__PROVIDED MATERIAL__.
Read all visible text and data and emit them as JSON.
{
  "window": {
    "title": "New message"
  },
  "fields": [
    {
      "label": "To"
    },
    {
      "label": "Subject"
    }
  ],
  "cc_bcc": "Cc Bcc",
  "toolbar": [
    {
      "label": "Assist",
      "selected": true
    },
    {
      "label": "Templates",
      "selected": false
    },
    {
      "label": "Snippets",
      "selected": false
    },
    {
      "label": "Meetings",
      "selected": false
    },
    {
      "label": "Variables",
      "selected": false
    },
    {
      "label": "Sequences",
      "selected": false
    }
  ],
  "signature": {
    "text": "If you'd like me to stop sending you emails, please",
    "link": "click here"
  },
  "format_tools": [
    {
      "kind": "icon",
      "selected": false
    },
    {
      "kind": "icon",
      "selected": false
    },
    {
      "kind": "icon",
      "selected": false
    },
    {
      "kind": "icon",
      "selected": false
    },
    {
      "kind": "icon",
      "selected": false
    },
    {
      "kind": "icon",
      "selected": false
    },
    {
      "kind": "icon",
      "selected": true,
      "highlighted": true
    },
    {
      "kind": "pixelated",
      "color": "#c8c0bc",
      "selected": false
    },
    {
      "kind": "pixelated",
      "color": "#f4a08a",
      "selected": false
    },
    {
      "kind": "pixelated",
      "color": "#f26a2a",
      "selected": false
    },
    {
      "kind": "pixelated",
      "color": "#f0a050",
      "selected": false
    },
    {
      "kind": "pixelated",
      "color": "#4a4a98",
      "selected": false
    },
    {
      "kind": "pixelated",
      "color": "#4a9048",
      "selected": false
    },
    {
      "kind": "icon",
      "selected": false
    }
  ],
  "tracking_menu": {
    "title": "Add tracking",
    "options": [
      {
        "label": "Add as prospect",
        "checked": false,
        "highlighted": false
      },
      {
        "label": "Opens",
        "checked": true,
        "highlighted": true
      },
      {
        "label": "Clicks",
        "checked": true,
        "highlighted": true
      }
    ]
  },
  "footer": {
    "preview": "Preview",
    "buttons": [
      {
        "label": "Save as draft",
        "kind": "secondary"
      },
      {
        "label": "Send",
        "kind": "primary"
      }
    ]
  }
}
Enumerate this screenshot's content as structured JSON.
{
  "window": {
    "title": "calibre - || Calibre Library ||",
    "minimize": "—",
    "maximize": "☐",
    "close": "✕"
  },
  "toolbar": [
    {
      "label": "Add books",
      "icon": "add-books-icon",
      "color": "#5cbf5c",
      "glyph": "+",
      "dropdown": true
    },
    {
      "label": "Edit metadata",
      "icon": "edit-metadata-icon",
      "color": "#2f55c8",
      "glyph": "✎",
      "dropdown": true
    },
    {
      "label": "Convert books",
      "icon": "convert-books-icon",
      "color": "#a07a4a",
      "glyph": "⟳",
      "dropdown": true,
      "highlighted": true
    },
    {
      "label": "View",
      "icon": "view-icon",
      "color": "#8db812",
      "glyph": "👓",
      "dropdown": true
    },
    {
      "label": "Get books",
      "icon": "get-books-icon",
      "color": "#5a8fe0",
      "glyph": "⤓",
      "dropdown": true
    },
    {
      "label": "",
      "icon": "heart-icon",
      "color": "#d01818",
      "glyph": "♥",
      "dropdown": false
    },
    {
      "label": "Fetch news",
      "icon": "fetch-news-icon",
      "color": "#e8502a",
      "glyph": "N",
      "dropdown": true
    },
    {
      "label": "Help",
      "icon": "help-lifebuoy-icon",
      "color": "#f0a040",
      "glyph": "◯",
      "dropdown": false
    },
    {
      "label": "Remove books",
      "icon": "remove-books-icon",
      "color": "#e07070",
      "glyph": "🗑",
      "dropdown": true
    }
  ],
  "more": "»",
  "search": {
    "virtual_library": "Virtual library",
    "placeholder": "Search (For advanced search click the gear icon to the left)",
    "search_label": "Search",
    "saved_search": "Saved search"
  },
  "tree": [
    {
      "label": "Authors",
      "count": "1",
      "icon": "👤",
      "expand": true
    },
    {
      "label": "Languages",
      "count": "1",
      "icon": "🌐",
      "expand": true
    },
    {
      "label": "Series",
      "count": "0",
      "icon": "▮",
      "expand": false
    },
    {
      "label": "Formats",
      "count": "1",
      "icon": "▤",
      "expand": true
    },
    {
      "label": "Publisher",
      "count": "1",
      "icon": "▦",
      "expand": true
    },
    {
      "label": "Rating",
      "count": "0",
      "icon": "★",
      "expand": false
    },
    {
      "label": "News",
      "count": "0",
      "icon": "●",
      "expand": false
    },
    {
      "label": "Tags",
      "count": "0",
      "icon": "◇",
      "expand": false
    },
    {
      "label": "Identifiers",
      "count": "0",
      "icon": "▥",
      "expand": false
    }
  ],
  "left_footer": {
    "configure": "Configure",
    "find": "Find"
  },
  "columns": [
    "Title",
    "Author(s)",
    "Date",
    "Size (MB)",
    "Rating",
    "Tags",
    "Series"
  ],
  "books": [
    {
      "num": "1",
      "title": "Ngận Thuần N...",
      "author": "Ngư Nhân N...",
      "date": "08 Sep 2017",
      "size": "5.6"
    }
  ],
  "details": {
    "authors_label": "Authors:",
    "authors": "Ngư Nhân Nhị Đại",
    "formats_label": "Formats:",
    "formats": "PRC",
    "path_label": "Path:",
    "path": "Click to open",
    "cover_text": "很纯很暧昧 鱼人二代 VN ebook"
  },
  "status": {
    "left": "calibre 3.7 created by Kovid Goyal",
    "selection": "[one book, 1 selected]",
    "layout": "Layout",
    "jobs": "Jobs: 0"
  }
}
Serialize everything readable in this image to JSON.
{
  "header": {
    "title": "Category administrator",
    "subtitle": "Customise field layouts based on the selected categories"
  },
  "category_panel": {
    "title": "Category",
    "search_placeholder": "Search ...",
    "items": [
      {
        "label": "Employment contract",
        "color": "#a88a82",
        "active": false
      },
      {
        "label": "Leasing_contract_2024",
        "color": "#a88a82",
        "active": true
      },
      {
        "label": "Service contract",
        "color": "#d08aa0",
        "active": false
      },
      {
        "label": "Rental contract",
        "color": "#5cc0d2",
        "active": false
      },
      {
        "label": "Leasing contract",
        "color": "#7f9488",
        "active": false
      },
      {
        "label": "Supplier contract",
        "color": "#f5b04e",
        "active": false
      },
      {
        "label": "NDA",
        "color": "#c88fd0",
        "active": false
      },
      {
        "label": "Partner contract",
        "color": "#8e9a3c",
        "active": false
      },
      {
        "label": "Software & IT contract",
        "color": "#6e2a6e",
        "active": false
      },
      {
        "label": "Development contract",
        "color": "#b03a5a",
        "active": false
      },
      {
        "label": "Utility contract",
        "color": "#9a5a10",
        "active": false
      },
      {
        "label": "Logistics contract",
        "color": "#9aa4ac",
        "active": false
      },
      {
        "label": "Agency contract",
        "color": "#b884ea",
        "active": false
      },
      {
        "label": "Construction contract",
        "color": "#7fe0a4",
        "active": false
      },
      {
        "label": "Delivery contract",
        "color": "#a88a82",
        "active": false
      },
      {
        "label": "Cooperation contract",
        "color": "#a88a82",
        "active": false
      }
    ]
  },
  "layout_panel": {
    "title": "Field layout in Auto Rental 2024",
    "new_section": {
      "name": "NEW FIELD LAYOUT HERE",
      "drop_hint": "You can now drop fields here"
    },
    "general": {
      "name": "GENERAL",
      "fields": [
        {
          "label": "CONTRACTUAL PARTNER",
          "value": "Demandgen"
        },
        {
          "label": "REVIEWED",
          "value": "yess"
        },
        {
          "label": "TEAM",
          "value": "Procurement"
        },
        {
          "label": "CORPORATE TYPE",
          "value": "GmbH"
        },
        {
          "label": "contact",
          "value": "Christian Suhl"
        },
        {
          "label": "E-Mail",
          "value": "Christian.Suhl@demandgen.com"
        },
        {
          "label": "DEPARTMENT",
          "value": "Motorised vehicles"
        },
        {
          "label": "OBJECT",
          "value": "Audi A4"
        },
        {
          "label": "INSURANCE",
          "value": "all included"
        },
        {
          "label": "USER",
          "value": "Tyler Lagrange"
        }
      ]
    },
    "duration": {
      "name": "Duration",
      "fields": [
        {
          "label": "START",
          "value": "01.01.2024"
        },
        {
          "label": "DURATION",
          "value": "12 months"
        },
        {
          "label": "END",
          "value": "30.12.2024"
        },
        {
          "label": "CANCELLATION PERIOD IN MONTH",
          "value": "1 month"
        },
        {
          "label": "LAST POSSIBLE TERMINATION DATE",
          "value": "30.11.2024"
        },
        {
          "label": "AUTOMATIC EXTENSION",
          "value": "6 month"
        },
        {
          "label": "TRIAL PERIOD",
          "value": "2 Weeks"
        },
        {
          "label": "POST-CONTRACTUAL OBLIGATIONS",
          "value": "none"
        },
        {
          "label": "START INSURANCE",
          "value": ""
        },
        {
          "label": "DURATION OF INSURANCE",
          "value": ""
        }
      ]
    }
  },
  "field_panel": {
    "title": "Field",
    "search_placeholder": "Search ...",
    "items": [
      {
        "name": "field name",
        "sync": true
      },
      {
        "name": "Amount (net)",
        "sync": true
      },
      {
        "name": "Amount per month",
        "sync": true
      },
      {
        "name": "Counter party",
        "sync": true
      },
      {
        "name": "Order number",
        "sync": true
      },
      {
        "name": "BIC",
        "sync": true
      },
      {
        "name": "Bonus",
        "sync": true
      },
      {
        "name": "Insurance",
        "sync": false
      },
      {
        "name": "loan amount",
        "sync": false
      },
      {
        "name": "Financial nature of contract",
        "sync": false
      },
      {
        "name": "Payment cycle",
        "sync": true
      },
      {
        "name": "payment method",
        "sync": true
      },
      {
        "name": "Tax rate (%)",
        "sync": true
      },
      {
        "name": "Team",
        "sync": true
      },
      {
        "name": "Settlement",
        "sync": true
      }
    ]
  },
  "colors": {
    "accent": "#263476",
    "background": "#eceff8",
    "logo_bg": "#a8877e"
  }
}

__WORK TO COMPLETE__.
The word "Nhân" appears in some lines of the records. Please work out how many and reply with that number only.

__RESPONSE TO THIS TASK__.
2